---- RECORDS FOR THE TASK

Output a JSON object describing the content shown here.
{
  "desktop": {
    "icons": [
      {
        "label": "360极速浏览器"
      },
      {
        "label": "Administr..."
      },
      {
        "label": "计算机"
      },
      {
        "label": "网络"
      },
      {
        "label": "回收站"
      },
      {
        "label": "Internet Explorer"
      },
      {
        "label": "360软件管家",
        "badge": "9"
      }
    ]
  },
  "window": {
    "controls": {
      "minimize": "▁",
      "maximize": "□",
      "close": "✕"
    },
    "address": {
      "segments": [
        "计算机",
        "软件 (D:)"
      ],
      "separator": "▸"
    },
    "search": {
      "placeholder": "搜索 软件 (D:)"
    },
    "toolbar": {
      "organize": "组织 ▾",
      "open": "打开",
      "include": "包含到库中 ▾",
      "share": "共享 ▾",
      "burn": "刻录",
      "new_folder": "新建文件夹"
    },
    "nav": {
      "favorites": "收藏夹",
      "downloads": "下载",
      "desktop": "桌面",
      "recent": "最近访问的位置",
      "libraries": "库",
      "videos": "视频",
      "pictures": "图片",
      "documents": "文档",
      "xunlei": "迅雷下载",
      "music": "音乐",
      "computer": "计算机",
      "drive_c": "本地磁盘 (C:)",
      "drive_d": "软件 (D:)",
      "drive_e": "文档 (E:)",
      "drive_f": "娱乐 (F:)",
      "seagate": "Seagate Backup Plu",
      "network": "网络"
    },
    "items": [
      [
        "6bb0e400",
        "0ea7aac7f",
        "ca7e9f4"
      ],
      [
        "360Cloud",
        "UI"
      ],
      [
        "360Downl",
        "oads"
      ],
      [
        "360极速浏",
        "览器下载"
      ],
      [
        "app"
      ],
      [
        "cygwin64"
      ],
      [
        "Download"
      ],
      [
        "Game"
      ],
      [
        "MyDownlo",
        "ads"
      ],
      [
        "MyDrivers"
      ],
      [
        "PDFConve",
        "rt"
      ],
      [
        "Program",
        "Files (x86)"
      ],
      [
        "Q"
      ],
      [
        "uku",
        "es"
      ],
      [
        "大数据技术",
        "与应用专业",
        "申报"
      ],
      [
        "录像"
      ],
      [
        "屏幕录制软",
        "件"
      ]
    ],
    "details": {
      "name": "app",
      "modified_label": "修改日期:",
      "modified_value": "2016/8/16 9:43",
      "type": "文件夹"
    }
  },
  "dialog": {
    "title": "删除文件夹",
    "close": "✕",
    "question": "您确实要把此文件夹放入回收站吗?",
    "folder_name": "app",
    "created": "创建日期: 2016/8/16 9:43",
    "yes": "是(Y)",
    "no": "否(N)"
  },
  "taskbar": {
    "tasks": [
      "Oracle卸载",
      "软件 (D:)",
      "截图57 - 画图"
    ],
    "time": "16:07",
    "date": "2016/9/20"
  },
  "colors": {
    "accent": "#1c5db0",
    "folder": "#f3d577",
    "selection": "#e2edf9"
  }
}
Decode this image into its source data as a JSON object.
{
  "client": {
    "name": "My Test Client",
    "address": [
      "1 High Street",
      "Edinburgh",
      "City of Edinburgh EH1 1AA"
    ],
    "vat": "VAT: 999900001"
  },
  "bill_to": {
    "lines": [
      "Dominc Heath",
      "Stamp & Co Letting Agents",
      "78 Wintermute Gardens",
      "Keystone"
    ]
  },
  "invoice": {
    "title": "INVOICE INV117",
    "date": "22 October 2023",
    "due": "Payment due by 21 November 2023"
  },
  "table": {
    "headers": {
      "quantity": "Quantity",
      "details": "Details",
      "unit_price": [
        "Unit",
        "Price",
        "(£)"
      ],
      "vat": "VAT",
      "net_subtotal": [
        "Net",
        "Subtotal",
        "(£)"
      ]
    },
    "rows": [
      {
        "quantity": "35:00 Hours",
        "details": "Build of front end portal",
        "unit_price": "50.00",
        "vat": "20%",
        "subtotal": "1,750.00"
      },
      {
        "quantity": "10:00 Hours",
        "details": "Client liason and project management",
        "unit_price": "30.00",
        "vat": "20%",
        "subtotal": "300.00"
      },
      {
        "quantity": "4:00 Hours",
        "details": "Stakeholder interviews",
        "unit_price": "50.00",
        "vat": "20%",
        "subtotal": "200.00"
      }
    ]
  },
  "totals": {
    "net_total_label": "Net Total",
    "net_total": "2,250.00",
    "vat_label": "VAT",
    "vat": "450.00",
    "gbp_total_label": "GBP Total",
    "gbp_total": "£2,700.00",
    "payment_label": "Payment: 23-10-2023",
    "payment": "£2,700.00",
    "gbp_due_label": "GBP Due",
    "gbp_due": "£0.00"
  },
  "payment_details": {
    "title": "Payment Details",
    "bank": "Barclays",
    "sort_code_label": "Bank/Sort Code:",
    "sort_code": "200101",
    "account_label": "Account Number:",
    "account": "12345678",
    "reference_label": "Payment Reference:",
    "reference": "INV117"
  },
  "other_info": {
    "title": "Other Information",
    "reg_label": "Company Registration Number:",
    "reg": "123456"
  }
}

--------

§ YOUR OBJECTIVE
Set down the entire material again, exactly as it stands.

§ RESULT FOR THIS TASK
Output a JSON object describing the content shown here.
{
  "desktop": {
    "icons": [
      {
        "label": "360极速浏览器"
      },
      {
        "label": "Administr..."
      },
      {
        "label": "计算机"
      },
      {
        "label": "网络"
      },
      {
        "label": "回收站"
      },
      {
        "label": "Internet Explorer"
      },
      {
        "label": "360软件管家",
        "badge": "9"
      }
    ]
  },
  "window": {
    "controls": {
      "minimize": "▁",
      "maximize": "□",
      "close": "✕"
    },
    "address": {
      "segments": [
        "计算机",
        "软件 (D:)"
      ],
      "separator": "▸"
    },
    "search": {
      "placeholder": "搜索 软件 (D:)"
    },
    "toolbar": {
      "organize": "组织 ▾",
      "open": "打开",
      "include": "包含到库中 ▾",
      "share": "共享 ▾",
      "burn": "刻录",
      "new_folder": "新建文件夹"
    },
    "nav": {
      "favorites": "收藏夹",
      "downloads": "下载",
      "desktop": "桌面",
      "recent": "最近访问的位置",
      "libraries": "库",
      "videos": "视频",
      "pictures": "图片",
      "documents": "文档",
      "xunlei": "迅雷下载",
      "music": "音乐",
      "computer": "计算机",
      "drive_c": "本地磁盘 (C:)",
      "drive_d": "软件 (D:)",
      "drive_e": "文档 (E:)",
      "drive_f": "娱乐 (F:)",
      "seagate": "Seagate Backup Plu",
      "network": "网络"
    },
    "items": [
      [
        "6bb0e400",
        "0ea7aac7f",
        "ca7e9f4"
      ],
      [
        "360Cloud",
        "UI"
      ],
      [
        "360Downl",
        "oads"
      ],
      [
        "360极速浏",
        "览器下载"
      ],
      [
        "app"
      ],
      [
        "cygwin64"
      ],
      [
        "Download"
      ],
      [
        "Game"
      ],
      [
        "MyDownlo",
        "ads"
      ],
      [
        "MyDrivers"
      ],
      [
        "PDFConve",
        "rt"
      ],
      [
        "Program",
        "Files (x86)"
      ],
      [
        "Q"
      ],
      [
        "uku",
        "es"
      ],
      [
        "大数据技术",
        "与应用专业",
        "申报"
      ],
      [
        "录像"
      ],
      [
        "屏幕录制软",
        "件"
      ]
    ],
    "details": {
      "name": "app",
      "modified_label": "修改日期:",
      "modified_value": "2016/8/16 9:43",
      "type": "文件夹"
    }
  },
  "dialog": {
    "title": "删除文件夹",
    "close": "✕",
    "question": "您确实要把此文件夹放入回收站吗?",
    "folder_name": "app",
    "created": "创建日期: 2016/8/16 9:43",
    "yes": "是(Y)",
    "no": "否(N)"
  },
  "taskbar": {
    "tasks": [
      "Oracle卸载",
      "软件 (D:)",
      "截图57 - 画图"
    ],
    "time": "16:07",
    "date": "2016/9/20"
  },
  "colors": {
    "accent": "#1c5db0",
    "folder": "#f3d577",
    "selection": "#e2edf9"
  }
}
Decode this image into its source data as a JSON object.
{
  "client": {
    "name": "My Test Client",
    "address": [
      "1 High Street",
      "Edinburgh",
      "City of Edinburgh EH1 1AA"
    ],
    "vat": "VAT: 999900001"
  },
  "bill_to": {
    "lines": [
      "Dominc Heath",
      "Stamp & Co Letting Agents",
      "78 Wintermute Gardens",
      "Keystone"
    ]
  },
  "invoice": {
    "title": "INVOICE INV117",
    "date": "22 October 2023",
    "due": "Payment due by 21 November 2023"
  },
  "table": {
    "headers": {
      "quantity": "Quantity",
      "details": "Details",
      "unit_price": [
        "Unit",
        "Price",
        "(£)"
      ],
      "vat": "VAT",
      "net_subtotal": [
        "Net",
        "Subtotal",
        "(£)"
      ]
    },
    "rows": [
      {
        "quantity": "35:00 Hours",
        "details": "Build of front end portal",
        "unit_price": "50.00",
        "vat": "20%",
        "subtotal": "1,750.00"
      },
      {
        "quantity": "10:00 Hours",
        "details": "Client liason and project management",
        "unit_price": "30.00",
        "vat": "20%",
        "subtotal": "300.00"
      },
      {
        "quantity": "4:00 Hours",
        "details": "Stakeholder interviews",
        "unit_price": "50.00",
        "vat": "20%",
        "subtotal": "200.00"
      }
    ]
  },
  "totals": {
    "net_total_label": "Net Total",
    "net_total": "2,250.00",
    "vat_label": "VAT",
    "vat": "450.00",
    "gbp_total_label": "GBP Total",
    "gbp_total": "£2,700.00",
    "payment_label": "Payment: 23-10-2023",
    "payment": "£2,700.00",
    "gbp_due_label": "GBP Due",
    "gbp_due": "£0.00"
  },
  "payment_details": {
    "title": "Payment Details",
    "bank": "Barclays",
    "sort_code_label": "Bank/Sort Code:",
    "sort_code": "200101",
    "account_label": "Account Number:",
    "account": "12345678",
    "reference_label": "Payment Reference:",
    "reference": "INV117"
  },
  "other_info": {
    "title": "Other Information",
    "reg_label": "Company Registration Number:",
    "reg": "123456"
  }
}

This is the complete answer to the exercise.